Prevalence in gene therapy

These points also apply to gene therapy trials, where inflammation is prevalent regardless of injection location or vector type. (Patients with retinal dystrophy and diabetic retinopathy likely already have inflammatory cells visible on clinical exam, even before receiving gene therapy.)

Ocular inflammation is seen in almost every gene therapy animal study, according to Dr. Srivastava. The degree of inflammation is related to dose. Histologic changes and cellular infiltration occur even in the absence of clinically apparent inflammation. And the effect of immunosuppressive pretreatment varies widely.

Tips for ophthalmologists

Considering the link between injectable therapies and inflammation, ophthalmologists can take steps to protect their patients. Dr. Srivastava offers these tips:

  • Counsel patients receiving new therapies. Advise them to watch for symptoms of inflammation, including pain, redness, light sensitivity, floaters and vision loss.
  • Perform a careful exam. Ensure your slit lamp produces bright light. Order imaging if the slit lamp exam is inconclusive. Use OCT to identify cells in vitreous. Use ultra-widefield photography to look for vessel changes, artery occlusion and vasculitis. If you’re still in doubt, order ultra-widefield fluorescein angiography to look for leakage or occlusion.
  • Rule out infectious endophthalmitis. If you see signs of inflammation, evaluate for infectious disease first (e.g., review the patient’s symptoms and clinical exam). If you are unsure, tap and inject, and quickly start the patient on oral steroids.
  • If you suspect inflammation, do not continue anti-VEGF injections. Aggressively treat the patient with oral steroids.
  • Refer the patient to a uveitis specialist, if needed. If the patient cannot take oral steroids, a uveitis specialist can determine if intravenous or intravitreal steroids are needed.


“Inflammation is a known complication of all drug therapies, although it is not completely understood,” concludes Dr. Srivastava. “It’s easy to miss subtle inflammation.

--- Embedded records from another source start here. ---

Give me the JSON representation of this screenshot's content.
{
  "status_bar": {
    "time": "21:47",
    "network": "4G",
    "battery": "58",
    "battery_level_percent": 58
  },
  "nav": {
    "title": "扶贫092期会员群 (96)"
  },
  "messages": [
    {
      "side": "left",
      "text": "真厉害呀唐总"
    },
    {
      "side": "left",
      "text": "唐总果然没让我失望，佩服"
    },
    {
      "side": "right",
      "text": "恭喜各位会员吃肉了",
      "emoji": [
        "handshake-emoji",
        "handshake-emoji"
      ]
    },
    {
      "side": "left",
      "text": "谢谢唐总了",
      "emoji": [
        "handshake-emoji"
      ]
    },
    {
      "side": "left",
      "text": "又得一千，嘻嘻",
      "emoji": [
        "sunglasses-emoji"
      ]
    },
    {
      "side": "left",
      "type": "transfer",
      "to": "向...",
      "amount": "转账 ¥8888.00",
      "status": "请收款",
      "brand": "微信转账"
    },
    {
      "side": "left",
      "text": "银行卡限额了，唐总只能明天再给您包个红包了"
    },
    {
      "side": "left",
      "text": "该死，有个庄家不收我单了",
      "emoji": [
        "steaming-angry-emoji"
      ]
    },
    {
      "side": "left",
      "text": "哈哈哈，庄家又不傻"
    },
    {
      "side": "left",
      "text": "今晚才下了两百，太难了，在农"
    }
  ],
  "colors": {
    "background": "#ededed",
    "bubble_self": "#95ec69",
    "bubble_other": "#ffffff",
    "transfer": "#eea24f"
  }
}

We need to carefully examine eyes and image them longitudinally. Severe vision loss is possible once inflammation starts, so we must address it aggressively.”


Related Articles

Closeup of an eye looking at a needle preparing to inject medication into the eyeball
Measuring the Impact of Ongoing Aflibercept Treatment in Diabetic Retinopathy

Study highlights the value of quantitative ultra-widefield angiography

Eye doctor looking into a man's eye
Faricimab Improves Results for Most Patients on Prior Therapy for nAMD

Switching medications may decrease treatment burden and macular fluid

Managing Thyroid Eye Disease: Insights for General Ophthalmologists

Interventions abound for active and stable phases of TED

Use Caution When Treating Myopia in Children With Intermittent Exotropia

Effect of low-dose atropine and dual-focus contact lenses is unknown in patients with comorbid eye conditions

23-EYE-4003565-Glaucoma-Treatment-CQD (1)
Goniotomy and GATT Aren’t Just for Mild to Moderate Glaucoma

Minimally invasive surgery is effective for uveitic and steroid-induced glaucoma too